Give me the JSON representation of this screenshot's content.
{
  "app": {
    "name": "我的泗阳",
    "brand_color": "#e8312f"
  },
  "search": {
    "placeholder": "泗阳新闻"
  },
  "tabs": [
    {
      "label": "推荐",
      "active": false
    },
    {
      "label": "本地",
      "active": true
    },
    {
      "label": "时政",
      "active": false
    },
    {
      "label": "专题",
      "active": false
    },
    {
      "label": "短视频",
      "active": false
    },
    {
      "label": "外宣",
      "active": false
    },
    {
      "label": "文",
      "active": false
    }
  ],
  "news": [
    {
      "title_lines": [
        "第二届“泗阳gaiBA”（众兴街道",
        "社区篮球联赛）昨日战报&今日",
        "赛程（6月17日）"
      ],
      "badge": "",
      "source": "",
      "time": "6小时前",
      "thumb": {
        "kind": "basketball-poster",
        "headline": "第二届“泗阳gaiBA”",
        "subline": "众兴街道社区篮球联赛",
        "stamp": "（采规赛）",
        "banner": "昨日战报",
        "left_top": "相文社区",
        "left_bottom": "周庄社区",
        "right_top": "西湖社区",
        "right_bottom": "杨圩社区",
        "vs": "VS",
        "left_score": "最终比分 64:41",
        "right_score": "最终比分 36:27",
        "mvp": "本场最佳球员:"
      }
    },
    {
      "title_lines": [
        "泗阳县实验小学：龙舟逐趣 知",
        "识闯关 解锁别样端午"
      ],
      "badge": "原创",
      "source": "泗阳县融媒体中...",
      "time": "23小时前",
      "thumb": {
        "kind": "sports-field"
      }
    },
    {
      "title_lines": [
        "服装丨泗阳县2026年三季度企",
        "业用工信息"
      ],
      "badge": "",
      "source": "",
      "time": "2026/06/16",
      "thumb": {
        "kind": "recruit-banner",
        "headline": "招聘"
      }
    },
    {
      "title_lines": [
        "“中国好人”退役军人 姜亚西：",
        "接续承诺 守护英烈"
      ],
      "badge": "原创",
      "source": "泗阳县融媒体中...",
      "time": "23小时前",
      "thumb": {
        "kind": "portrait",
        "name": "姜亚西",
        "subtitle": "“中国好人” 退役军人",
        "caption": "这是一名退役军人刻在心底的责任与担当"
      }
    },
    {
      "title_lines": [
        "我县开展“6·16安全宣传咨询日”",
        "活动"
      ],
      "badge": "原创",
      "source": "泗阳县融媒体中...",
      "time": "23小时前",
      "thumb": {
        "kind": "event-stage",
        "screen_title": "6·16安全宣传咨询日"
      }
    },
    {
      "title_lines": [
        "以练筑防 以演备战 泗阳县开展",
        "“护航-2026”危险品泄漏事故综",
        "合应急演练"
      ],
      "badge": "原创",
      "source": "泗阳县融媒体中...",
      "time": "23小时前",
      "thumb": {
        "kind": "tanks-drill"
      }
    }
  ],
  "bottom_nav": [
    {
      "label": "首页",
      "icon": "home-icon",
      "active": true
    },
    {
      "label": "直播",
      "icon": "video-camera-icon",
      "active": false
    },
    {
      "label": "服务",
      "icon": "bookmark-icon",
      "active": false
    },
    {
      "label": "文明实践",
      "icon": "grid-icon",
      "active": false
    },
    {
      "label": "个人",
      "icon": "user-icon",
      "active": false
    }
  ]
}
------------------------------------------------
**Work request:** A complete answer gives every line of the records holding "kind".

**Task response:**
        "kind": "basketball-poster",
        "kind": "sports-field"
        "kind": "recruit-banner",
        "kind": "portrait",
        "kind": "event-stage",
        "kind": "tanks-drill"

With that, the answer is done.